● Material supplied
────────────────────────────────────────

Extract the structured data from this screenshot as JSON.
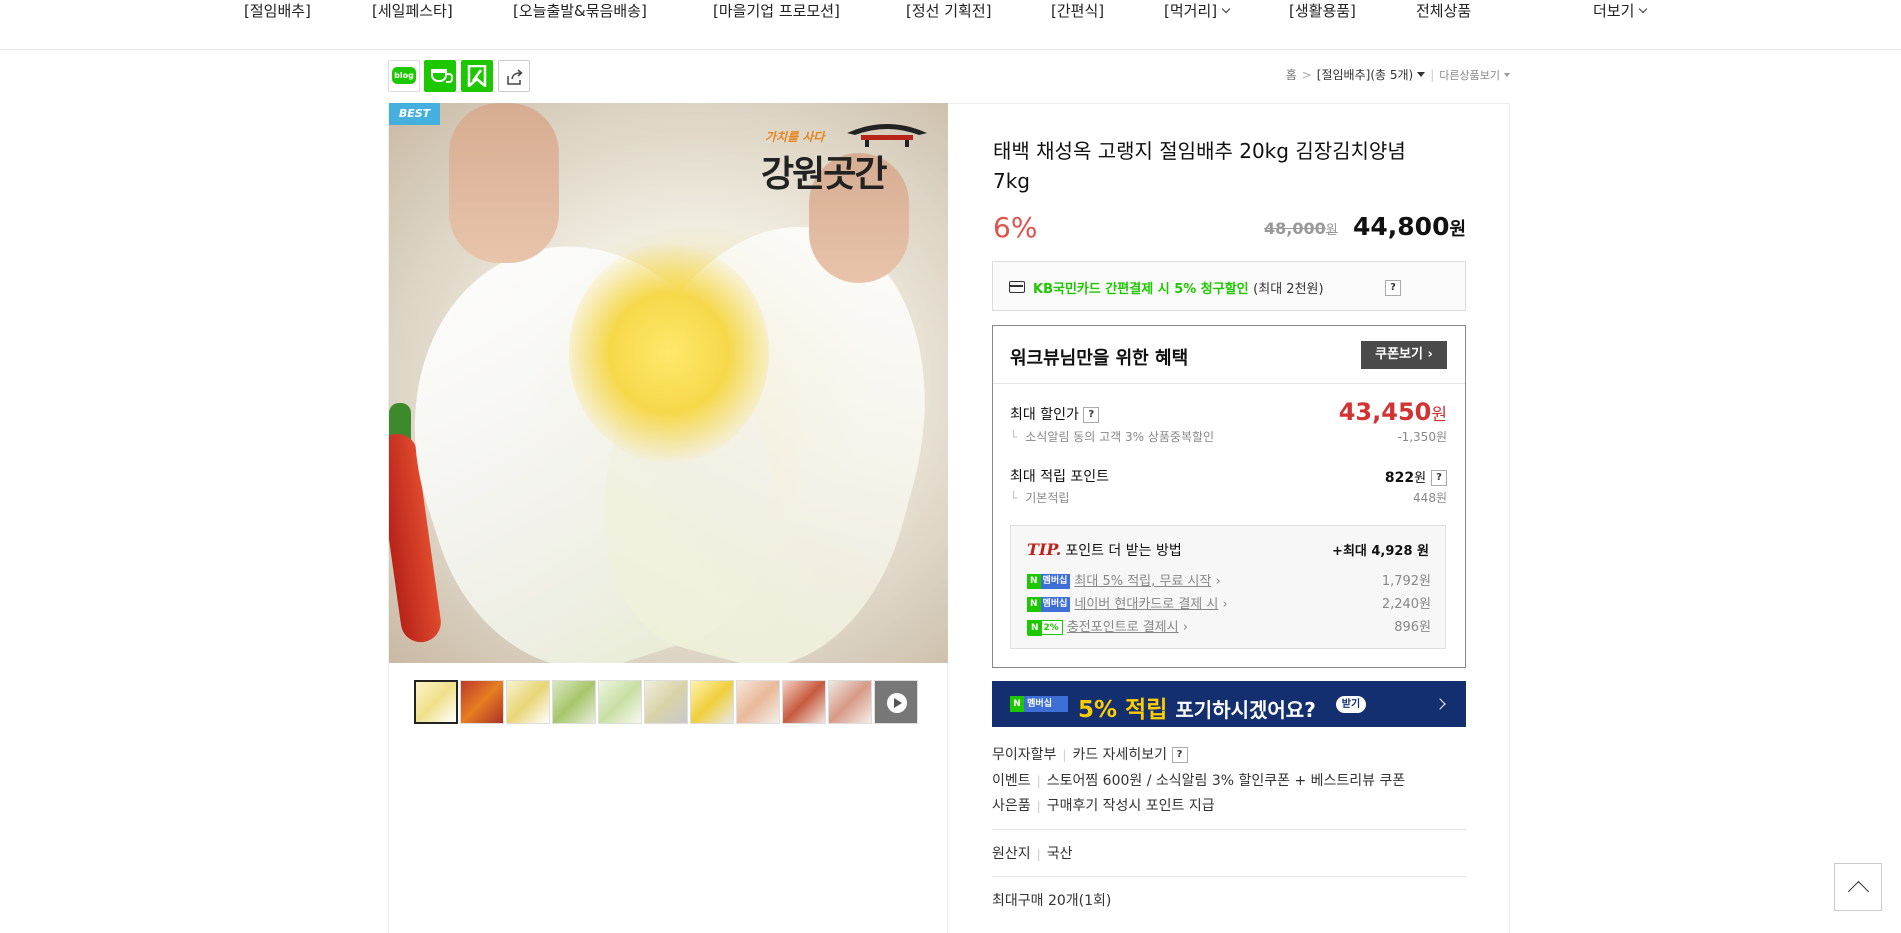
{
  "nav": {
    "items": [
      "[절임배추]",
      "[세일페스타]",
      "[오늘출발&묶음배송]",
      "[마을기업 프로모션]",
      "[정선 기획전]",
      "[간편식]",
      "[먹거리]",
      "[생활용품]",
      "전체상품"
    ],
    "more": "더보기"
  },
  "share": {
    "blog_label": "blog"
  },
  "breadcrumb": {
    "home": "홈",
    "current": "[절임배추](총 5개)",
    "other": "다른상품보기"
  },
  "image": {
    "best": "BEST",
    "logo_tag": "가치를 사다",
    "logo_name": "강원곳간"
  },
  "product": {
    "title": "태백 채성옥 고랭지 절임배추 20kg 김장김치양념 7kg",
    "discount": "6%",
    "original_price": "48,000",
    "original_unit": "원",
    "sale_price": "44,800",
    "sale_unit": "원"
  },
  "card_promo": {
    "text": "KB국민카드 간편결제 시 5% 청구할인",
    "sub": "(최대 2천원)",
    "help": "?"
  },
  "benefit": {
    "title": "워크뷰님만을 위한 혜택",
    "coupon_btn": "쿠폰보기",
    "max_price_label": "최대 할인가",
    "max_price_sub": "소식알림 동의 고객 3% 상품중복할인",
    "max_price": "43,450",
    "max_price_unit": "원",
    "max_price_diff": "-1,350원",
    "point_label": "최대 적립 포인트",
    "point_value": "822",
    "point_unit": "원",
    "point_sub": "기본적립",
    "point_sub_value": "448원",
    "help": "?"
  },
  "tip": {
    "tip_word": "TIP.",
    "title": "포인트 더 받는 방법",
    "max": "+최대 4,928 원",
    "rows": [
      {
        "badge_n": "N",
        "badge": "멤버십",
        "text": "최대 5% 적립, 무료 시작",
        "amount": "1,792원"
      },
      {
        "badge_n": "N",
        "badge": "멤버십",
        "text": "네이버 현대카드로 결제 시",
        "amount": "2,240원"
      },
      {
        "badge_n": "N",
        "badge": "2%",
        "text": "충전포인트로 결제시",
        "amount": "896원"
      }
    ]
  },
  "banner": {
    "badge_n": "N",
    "badge": "멤버십",
    "big": "5% 적립",
    "rest": "포기하시겠어요?",
    "pill": "받기"
  },
  "info": {
    "installment": "무이자할부",
    "card_detail": "카드 자세히보기",
    "event_label": "이벤트",
    "event_text": "스토어찜 600원 / 소식알림 3% 할인쿠폰 + 베스트리뷰 쿠폰",
    "gift_label": "사은품",
    "gift_text": "구매후기 작성시 포인트 지급",
    "origin_label": "원산지",
    "origin_value": "국산",
    "max_buy": "최대구매 20개(1회)"
  }
}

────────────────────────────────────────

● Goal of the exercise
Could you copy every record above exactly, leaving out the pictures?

● Exercise answer
Extract the structured data from this screenshot as JSON.
{
  "nav": {
    "items": [
      "[절임배추]",
      "[세일페스타]",
      "[오늘출발&묶음배송]",
      "[마을기업 프로모션]",
      "[정선 기획전]",
      "[간편식]",
      "[먹거리]",
      "[생활용품]",
      "전체상품"
    ],
    "more": "더보기"
  },
  "share": {
    "blog_label": "blog"
  },
  "breadcrumb": {
    "home": "홈",
    "current": "[절임배추](총 5개)",
    "other": "다른상품보기"
  },
  "image": {
    "best": "BEST",
    "logo_tag": "가치를 사다",
    "logo_name": "강원곳간"
  },
  "product": {
    "title": "태백 채성옥 고랭지 절임배추 20kg 김장김치양념 7kg",
    "discount": "6%",
    "original_price": "48,000",
    "original_unit": "원",
    "sale_price": "44,800",
    "sale_unit": "원"
  },
  "card_promo": {
    "text": "KB국민카드 간편결제 시 5% 청구할인",
    "sub": "(최대 2천원)",
    "help": "?"
  },
  "benefit": {
    "title": "워크뷰님만을 위한 혜택",
    "coupon_btn": "쿠폰보기",
    "max_price_label": "최대 할인가",
    "max_price_sub": "소식알림 동의 고객 3% 상품중복할인",
    "max_price": "43,450",
    "max_price_unit": "원",
    "max_price_diff": "-1,350원",
    "point_label": "최대 적립 포인트",
    "point_value": "822",
    "point_unit": "원",
    "point_sub": "기본적립",
    "point_sub_value": "448원",
    "help": "?"
  },
  "tip": {
    "tip_word": "TIP.",
    "title": "포인트 더 받는 방법",
    "max": "+최대 4,928 원",
    "rows": [
      {
        "badge_n": "N",
        "badge": "멤버십",
        "text": "최대 5% 적립, 무료 시작",
        "amount": "1,792원"
      },
      {
        "badge_n": "N",
        "badge": "멤버십",
        "text": "네이버 현대카드로 결제 시",
        "amount": "2,240원"
      },
      {
        "badge_n": "N",
        "badge": "2%",
        "text": "충전포인트로 결제시",
        "amount": "896원"
      }
    ]
  },
  "banner": {
    "badge_n": "N",
    "badge": "멤버십",
    "big": "5% 적립",
    "rest": "포기하시겠어요?",
    "pill": "받기"
  },
  "info": {
    "installment": "무이자할부",
    "card_detail": "카드 자세히보기",
    "event_label": "이벤트",
    "event_text": "스토어찜 600원 / 소식알림 3% 할인쿠폰 + 베스트리뷰 쿠폰",
    "gift_label": "사은품",
    "gift_text": "구매후기 작성시 포인트 지급",
    "origin_label": "원산지",
    "origin_value": "국산",
    "max_buy": "최대구매 20개(1회)"
  }
}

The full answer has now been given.